any drug that dulls the senses, induces sleep, and becomes addictive with prolonged use
an addictive pain-relieving, mood-altering substance such as morphine
causes stupor and numbness
causes drowsiness nephritis- inflammation of the kindeys nervine- has a stimulant effect nootropic- facilitate learning or memory
of or relating to or designating narcotics; "narcotic addicts"; "narcotic stupor"
a drug that produces numbness or stupor; often taken for pleasure or to reduce pain; extensive use can lead to addiction inducing mental lethargy; "a narcotic speech"
Narcotics are drugs such as opium or heroin which make you sleepy and stop you feeling pain. You can also use narcotics, especially in American English, to mean any kind of illegal drug. He was indicted for dealing in narcotics
= literally "sleep/stupor-inducing agent" Term usually applied indiscriminately to describe any exogenous compound with a "sedating" profile Use of the term with reference to the opioids is not recommended, due to its ambiguity, and arguably negative connotation
Painkiller which additional has properties of inducing relaxation and sleepiness, typically those medications derived from opium and opium-like compounds

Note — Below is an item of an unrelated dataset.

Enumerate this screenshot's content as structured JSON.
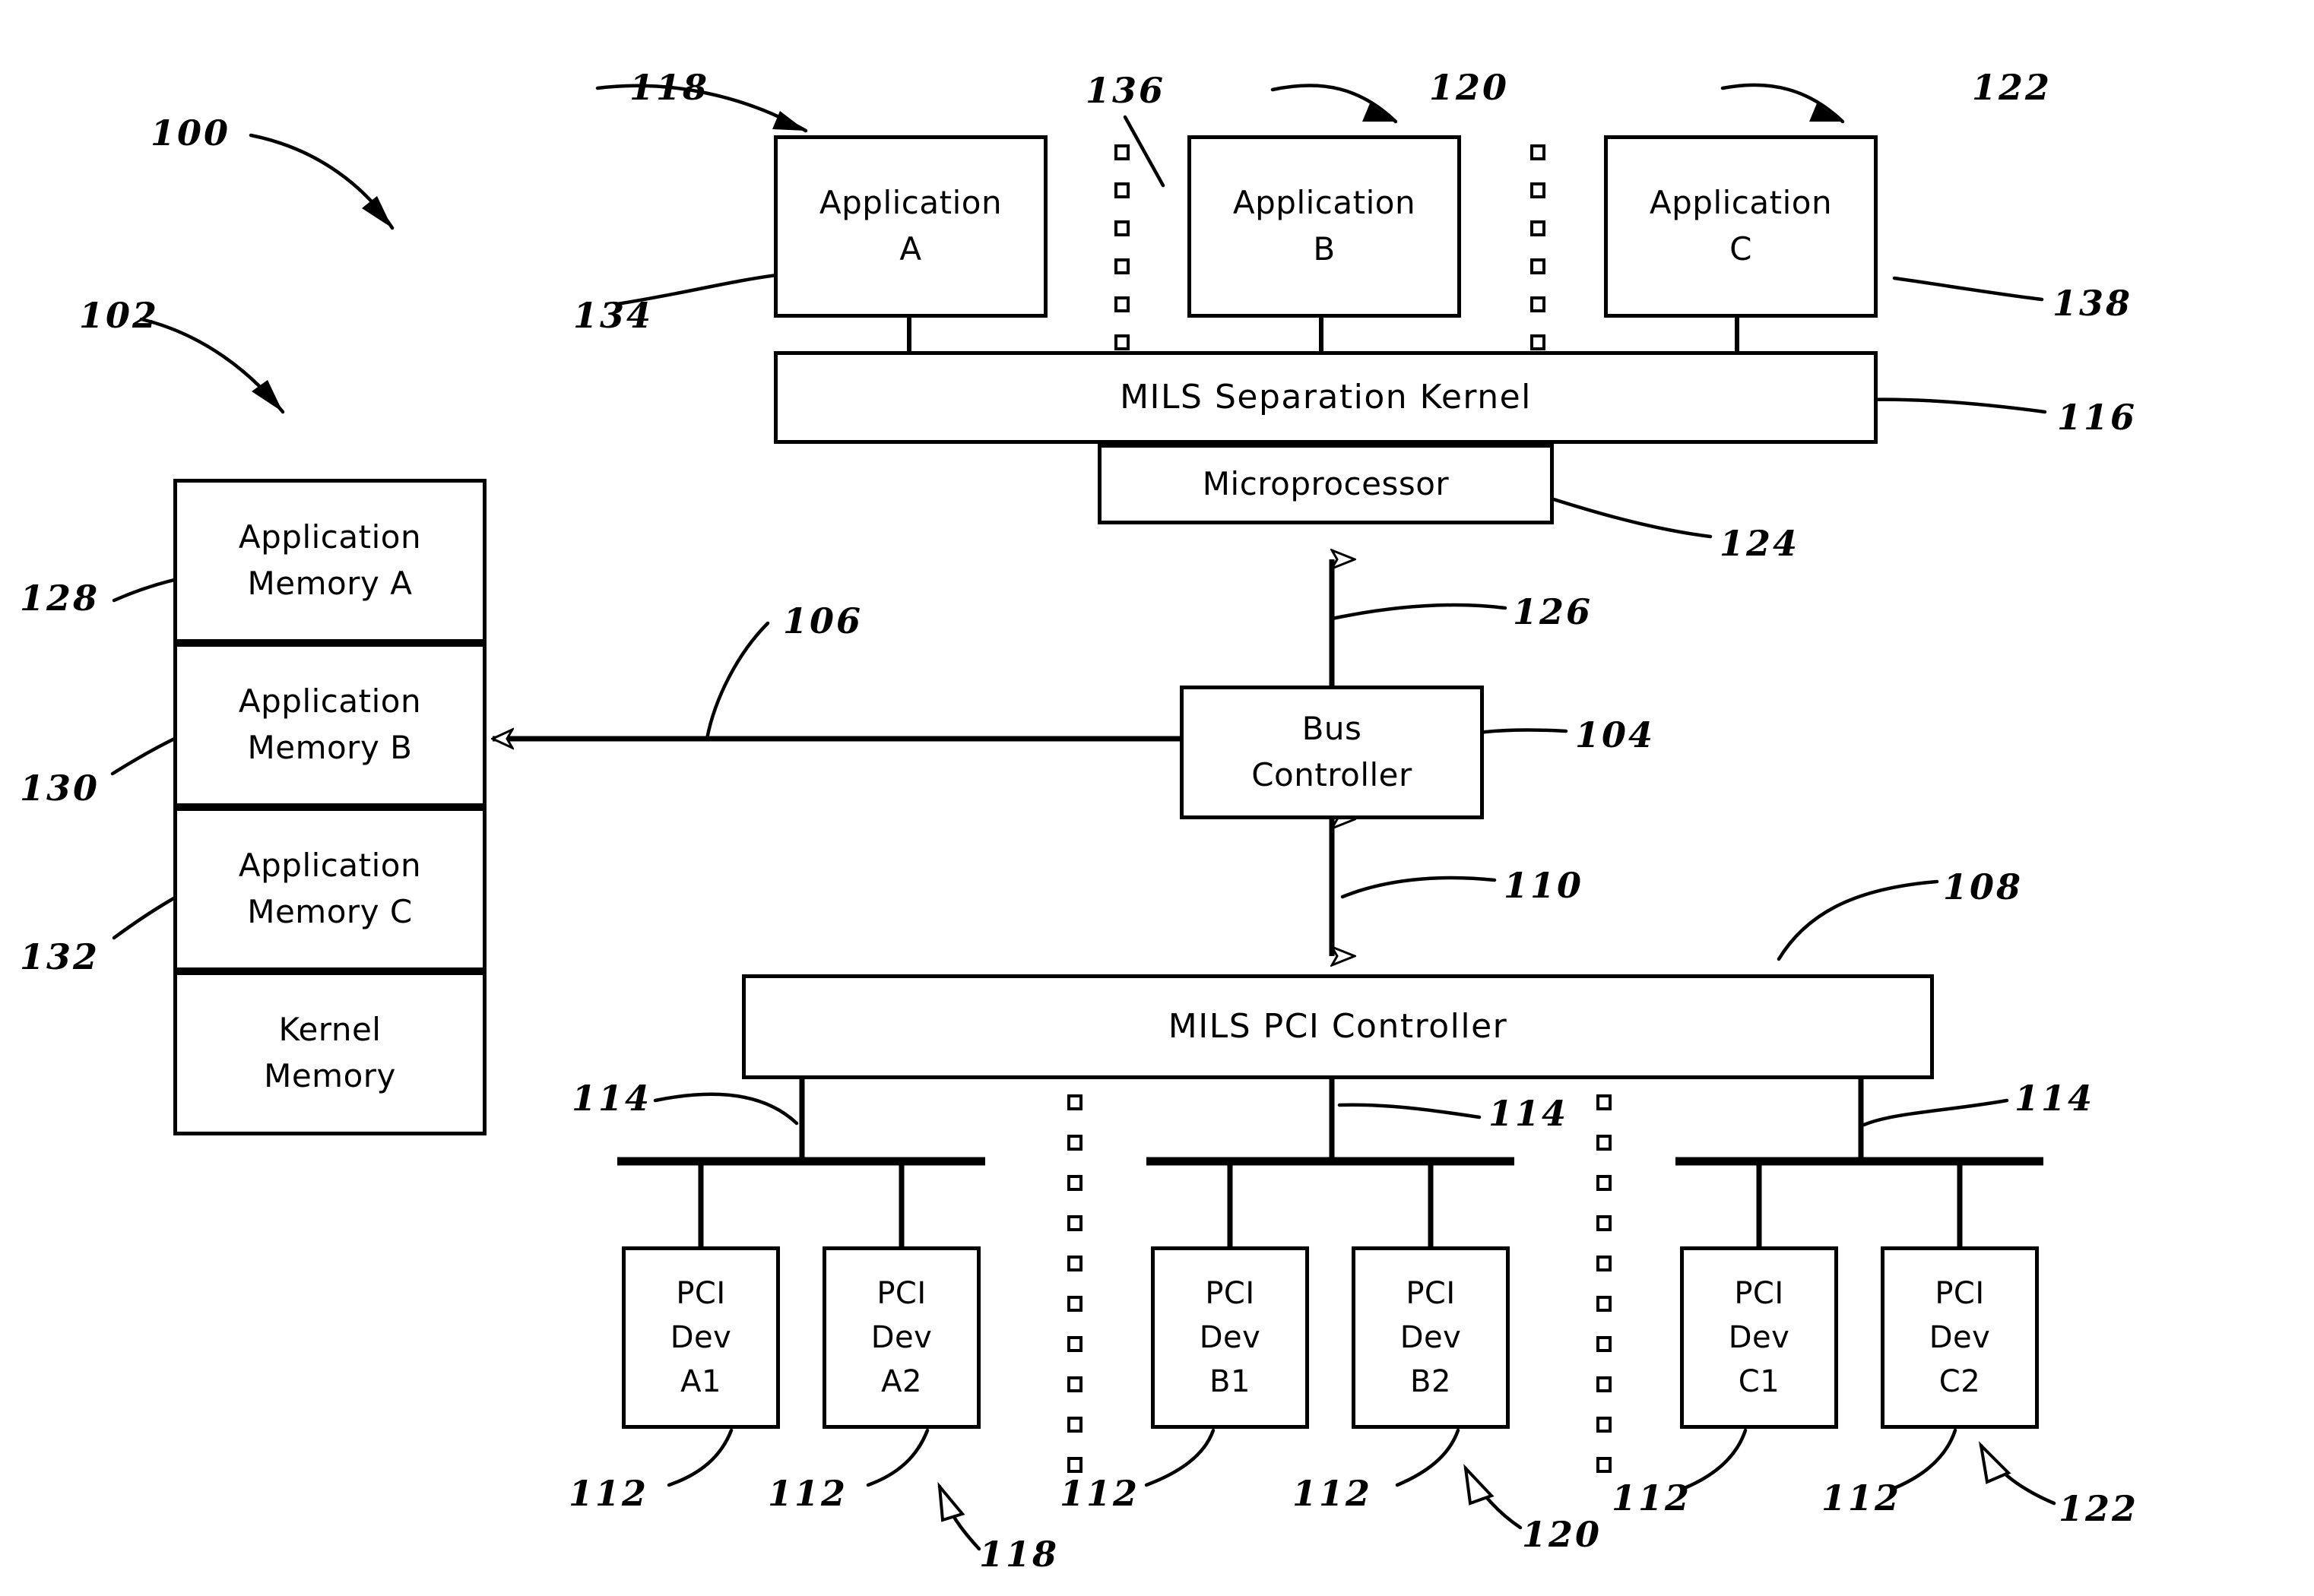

{i} any addictive substance which dulls the senses (morphine, opium, alcohol, etc.); opium and its derivatives; medical drug for pain relief and sedation; relaxant, barbiturate; drug addict
narcotic antagonist
an antagonist used to counteract the effects of narcotics (especially to counteract the depression of respiration)
narcotic drugs
drugs that dull the senses; addictive drug
the act of narcotizing someone or something
the state of being narcotized; narcosis
stuff -
commission on narcotic drugs
the commission of the Economic and Social Council of the United Nations that is concerned with drug traffic
in a narcotic manner, using an anaesthetic substance; like a pain reliever; in a calming manner
plural of narcotic
Herbal agents that have a sedative effect by diminishing the action of the nervous system and vascular system
A group of drugs that relieves pain by preventing transmission of pain messages to the brain Also referred to as opioids
– Potent drugs which depress the central nervous system to relieve pain and possibly cause a sense of short-term euphoria Excessive doses may cause unconsciousness, coma and death Repeated use may cause dependency and addiction
Drugs that increase relaxation and relieve pain and anxiety
derived from the opium poppy, a class of depressant drugs that have pain relieving calming effects
Opium derivatives and synthetic and simi-synthetic drugs with similar properties The legal term for narcotics also includes marijuana and cocaine
A group of drugs with addicting properties; the most common are the opiates: heroin, morphine and codeine
Powerful and highly addictive depressants (p 183)
{i} anesthetization; exposure to a narcotic drug; dulling of the senses (also narcotisation)